First of all, warm congratulations on your coming little multilingual. And an extra warm welcome to the world of multilingual parenting. Many, many of us have been where you are now, and have asked ourselves the same questions.
As it happens, your situation matches mine almost exactly, the difference being that we lived in countries where none of our languages was spoken. When our children were born, we parents followed the one parent-one language method by default, as it were, for the same reasons that you give: neither of us felt comfortable using any other language with our children.
What we didn’t expect was that this way of solving the language question in our family would have a very interesting effect: we found ourselves improving our knowledge of each other’s languages the natural way. Speaking to babies and children, and hearing it spoken, is an infallible way to learn a language. So your partner may soon begin finding his way around Spanish, and not feel shut out of interactions with your baby in this language, even if he doesn’t use it himself.
Also for the reasons you say, that the mother naturally has more extensive contact with a young child, we chose to use daddy’s language to each other, around the children. No problem there either, since you speak English.
The bottom line is that you don’t need to worry about languages: you have too much to think about just now, with a baby on its way. Languages fall in place naturally for children, so just use them as they feel right to you. You parents decide: your baby will follow suit.
Let me add that there is no problem whatsoever in your child hearing different languages from you, and that he will have no problem learning whichever languages may become relevant to him in future, at any age.
You may want to check out these two Multilingual Living posts, one about parents who don’t speak each other’s languages, the other about how to raise bilingual children:
- Trilingualism Just Do It
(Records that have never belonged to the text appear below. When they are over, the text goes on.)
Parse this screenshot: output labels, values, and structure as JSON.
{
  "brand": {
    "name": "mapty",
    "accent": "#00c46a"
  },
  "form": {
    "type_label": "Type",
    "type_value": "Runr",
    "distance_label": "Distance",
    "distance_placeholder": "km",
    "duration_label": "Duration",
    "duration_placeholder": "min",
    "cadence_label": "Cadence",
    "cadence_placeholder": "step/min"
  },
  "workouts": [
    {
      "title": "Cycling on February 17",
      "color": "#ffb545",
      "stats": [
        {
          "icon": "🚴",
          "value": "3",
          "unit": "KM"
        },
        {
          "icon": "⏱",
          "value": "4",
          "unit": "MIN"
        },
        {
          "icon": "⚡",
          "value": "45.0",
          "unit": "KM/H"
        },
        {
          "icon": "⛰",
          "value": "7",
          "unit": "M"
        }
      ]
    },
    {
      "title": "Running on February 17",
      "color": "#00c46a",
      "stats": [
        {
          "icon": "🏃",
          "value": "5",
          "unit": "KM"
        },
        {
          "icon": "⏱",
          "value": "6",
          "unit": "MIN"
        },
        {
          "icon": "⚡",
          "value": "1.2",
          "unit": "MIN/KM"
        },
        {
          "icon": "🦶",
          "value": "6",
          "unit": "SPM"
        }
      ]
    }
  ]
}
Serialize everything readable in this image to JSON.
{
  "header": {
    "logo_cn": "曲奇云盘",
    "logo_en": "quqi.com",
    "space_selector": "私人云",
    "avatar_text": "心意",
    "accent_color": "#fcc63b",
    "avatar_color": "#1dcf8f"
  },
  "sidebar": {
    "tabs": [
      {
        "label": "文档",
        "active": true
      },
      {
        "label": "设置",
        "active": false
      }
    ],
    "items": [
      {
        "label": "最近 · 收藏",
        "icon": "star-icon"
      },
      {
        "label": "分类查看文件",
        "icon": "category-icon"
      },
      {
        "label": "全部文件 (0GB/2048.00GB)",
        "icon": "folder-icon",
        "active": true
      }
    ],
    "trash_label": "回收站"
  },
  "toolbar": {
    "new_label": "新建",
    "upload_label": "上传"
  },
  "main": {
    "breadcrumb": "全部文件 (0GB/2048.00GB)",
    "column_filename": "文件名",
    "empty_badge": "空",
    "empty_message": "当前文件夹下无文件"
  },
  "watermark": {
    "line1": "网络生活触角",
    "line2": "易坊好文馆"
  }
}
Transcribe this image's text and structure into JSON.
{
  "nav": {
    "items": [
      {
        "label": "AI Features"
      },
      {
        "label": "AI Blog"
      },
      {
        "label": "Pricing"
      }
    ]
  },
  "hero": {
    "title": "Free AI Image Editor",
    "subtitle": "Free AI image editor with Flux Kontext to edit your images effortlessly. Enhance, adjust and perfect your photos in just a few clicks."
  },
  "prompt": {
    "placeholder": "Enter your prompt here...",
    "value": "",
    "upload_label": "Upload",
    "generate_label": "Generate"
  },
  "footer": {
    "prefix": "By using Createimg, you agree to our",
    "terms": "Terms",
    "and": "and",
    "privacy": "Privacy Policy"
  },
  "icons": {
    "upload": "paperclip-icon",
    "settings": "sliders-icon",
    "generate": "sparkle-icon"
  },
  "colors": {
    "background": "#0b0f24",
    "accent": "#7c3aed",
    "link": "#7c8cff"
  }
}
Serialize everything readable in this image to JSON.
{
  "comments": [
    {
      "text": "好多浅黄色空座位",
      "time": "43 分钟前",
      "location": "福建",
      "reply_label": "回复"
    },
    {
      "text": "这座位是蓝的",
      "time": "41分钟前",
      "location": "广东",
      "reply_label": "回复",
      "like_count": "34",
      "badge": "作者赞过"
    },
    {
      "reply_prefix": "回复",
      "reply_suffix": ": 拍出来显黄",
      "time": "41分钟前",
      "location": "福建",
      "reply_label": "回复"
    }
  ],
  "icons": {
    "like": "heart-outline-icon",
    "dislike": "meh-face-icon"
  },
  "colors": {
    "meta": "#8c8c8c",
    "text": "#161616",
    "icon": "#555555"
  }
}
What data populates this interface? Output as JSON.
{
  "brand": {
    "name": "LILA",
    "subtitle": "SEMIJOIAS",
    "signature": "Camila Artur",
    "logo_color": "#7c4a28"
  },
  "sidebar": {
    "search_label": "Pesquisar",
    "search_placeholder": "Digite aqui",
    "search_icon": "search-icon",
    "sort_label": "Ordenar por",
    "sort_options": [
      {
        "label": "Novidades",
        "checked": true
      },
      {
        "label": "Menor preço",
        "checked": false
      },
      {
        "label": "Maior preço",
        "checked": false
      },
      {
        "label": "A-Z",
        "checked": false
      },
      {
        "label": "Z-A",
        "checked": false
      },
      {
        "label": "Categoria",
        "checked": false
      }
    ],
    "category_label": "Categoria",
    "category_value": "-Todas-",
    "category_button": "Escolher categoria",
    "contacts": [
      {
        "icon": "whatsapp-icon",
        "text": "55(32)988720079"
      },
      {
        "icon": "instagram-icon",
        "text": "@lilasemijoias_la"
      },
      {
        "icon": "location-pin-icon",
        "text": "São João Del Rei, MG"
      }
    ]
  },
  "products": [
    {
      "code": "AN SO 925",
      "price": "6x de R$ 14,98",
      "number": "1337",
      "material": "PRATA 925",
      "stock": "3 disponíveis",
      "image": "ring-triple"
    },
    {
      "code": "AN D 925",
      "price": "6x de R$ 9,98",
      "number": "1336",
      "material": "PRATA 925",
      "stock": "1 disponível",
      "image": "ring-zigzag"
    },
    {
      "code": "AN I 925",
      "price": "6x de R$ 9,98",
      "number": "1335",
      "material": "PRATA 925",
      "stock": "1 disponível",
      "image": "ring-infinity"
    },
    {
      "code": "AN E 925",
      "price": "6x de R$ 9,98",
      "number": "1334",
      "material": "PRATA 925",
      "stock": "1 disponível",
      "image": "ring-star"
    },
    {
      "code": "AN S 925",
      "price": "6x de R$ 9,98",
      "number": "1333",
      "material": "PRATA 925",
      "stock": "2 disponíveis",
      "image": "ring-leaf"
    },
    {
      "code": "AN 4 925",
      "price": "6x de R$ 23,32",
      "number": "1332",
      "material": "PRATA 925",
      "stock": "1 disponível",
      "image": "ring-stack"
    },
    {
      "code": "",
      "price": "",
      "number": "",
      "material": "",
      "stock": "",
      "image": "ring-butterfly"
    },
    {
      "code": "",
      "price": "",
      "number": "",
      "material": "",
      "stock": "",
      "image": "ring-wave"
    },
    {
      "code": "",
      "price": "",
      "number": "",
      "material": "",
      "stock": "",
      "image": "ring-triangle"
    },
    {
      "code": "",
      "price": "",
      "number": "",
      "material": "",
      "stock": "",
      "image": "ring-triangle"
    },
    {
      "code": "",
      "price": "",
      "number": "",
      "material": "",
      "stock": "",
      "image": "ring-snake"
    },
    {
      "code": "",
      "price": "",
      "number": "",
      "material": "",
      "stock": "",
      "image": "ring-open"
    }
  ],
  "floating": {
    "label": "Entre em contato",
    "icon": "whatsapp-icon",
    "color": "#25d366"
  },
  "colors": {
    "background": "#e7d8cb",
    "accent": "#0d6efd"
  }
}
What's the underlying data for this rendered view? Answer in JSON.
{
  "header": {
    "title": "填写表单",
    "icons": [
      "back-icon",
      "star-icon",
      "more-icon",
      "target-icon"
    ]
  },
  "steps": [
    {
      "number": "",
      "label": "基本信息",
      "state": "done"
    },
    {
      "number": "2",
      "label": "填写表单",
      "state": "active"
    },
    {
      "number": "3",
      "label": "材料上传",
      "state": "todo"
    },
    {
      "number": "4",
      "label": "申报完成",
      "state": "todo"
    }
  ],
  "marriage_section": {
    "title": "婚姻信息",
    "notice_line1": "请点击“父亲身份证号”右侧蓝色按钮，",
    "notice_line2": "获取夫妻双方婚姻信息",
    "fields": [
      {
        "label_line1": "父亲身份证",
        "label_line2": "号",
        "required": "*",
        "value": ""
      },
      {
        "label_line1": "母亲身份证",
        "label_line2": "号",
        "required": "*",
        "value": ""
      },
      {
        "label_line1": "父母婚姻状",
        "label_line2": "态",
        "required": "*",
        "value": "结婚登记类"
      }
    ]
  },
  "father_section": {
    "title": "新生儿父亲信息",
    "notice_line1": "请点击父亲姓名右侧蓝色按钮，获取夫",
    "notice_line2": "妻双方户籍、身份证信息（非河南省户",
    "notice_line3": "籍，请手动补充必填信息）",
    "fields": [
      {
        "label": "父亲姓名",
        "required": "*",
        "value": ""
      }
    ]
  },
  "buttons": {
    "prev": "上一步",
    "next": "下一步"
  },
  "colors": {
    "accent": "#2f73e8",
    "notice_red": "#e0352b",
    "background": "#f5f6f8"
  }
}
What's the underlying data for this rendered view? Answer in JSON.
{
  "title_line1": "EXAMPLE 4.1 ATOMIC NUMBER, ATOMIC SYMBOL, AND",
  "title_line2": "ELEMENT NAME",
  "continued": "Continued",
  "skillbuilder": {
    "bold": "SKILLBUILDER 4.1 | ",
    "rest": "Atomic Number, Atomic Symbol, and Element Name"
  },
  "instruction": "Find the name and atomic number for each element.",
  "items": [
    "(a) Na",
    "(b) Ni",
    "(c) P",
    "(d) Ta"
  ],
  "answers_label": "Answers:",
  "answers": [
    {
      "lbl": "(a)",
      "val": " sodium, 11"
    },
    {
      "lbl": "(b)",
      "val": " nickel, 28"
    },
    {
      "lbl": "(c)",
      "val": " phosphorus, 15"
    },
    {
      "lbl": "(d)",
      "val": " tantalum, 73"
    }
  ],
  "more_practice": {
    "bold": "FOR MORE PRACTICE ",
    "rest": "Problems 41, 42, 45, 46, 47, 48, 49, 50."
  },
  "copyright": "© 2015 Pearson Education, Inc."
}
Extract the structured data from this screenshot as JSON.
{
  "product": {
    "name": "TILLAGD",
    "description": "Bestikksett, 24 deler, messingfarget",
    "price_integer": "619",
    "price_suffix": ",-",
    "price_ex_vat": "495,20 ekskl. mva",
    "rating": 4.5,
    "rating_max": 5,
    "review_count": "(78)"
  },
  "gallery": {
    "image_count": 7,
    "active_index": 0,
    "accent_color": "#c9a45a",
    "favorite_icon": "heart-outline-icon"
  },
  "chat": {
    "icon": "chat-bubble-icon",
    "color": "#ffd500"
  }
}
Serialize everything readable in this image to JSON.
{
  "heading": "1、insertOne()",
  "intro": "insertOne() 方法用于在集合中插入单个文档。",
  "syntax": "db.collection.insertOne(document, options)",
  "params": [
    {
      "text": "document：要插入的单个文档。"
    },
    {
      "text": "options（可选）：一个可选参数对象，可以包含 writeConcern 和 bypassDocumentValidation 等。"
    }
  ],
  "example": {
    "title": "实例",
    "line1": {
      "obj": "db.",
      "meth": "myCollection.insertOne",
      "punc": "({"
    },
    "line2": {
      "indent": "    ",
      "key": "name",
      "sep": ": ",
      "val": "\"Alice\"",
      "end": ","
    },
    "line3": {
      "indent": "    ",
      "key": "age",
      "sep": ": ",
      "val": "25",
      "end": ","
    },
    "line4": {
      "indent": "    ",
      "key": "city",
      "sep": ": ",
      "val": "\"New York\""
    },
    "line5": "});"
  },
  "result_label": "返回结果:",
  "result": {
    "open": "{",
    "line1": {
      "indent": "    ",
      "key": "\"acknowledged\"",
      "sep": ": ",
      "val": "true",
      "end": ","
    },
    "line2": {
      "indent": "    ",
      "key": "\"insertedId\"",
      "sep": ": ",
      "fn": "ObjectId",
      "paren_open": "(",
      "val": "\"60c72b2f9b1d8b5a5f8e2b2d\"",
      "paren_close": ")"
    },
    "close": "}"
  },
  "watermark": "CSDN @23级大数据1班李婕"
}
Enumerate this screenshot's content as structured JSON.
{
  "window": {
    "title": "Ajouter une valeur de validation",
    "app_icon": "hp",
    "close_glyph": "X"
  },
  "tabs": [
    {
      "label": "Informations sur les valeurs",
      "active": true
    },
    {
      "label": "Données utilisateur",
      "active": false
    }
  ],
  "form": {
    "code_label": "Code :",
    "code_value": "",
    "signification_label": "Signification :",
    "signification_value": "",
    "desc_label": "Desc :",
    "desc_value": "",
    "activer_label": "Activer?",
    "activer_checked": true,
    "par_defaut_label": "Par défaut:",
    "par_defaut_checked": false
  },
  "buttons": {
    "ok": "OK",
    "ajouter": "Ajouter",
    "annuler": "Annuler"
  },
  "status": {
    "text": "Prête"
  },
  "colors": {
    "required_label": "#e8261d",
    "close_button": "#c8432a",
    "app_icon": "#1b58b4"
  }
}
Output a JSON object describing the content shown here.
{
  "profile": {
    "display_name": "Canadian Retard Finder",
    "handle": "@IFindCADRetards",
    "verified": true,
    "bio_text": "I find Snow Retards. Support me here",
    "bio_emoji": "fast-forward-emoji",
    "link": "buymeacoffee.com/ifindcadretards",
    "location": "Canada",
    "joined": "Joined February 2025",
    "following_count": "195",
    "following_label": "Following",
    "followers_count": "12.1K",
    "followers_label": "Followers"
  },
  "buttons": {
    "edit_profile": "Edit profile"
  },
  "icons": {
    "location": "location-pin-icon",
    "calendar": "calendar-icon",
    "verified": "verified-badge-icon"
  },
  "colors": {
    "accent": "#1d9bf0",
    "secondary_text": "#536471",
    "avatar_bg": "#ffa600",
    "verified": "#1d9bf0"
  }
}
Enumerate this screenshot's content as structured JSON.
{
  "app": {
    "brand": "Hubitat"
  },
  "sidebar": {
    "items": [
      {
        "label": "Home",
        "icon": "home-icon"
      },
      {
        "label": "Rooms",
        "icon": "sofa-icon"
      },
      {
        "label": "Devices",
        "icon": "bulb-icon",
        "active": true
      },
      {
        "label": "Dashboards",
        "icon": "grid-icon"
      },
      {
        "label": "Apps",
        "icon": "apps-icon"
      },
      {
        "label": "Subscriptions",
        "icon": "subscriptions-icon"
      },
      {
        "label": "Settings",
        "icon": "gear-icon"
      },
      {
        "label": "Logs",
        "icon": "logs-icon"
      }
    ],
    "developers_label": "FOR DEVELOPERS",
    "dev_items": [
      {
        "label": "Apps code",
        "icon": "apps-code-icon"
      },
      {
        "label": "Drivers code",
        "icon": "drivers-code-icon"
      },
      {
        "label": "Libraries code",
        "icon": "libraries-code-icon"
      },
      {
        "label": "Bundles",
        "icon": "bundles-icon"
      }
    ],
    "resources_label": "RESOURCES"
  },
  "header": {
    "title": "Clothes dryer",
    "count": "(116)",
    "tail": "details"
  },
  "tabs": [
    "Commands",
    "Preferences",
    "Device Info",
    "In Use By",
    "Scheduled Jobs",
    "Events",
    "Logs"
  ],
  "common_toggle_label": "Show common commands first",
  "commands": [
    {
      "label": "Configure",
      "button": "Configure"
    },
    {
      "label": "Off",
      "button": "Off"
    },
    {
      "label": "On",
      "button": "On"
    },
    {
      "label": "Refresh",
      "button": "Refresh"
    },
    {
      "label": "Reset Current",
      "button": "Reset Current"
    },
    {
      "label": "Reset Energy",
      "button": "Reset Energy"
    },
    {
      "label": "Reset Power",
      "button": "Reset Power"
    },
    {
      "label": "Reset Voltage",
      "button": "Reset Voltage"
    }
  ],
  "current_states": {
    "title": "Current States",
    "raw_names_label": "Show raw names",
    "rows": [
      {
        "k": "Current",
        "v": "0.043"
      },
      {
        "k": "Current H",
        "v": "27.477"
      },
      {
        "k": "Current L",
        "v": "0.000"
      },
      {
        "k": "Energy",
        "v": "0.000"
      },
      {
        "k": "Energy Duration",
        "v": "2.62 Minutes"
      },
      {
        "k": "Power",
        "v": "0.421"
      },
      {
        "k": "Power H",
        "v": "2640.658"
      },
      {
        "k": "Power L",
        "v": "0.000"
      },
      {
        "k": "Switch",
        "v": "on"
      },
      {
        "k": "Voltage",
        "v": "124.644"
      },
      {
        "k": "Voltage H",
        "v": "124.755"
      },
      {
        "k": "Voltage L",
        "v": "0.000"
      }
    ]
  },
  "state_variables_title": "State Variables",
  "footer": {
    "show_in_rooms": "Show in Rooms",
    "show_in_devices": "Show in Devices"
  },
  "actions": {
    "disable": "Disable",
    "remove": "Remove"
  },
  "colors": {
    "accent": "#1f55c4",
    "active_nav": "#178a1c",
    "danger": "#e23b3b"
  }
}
- How Should We Communicate With Our Baby to Ensure She Will Become Bilingual?
Do feel free to contact me privately, if you wish to discuss these matters in greater detail.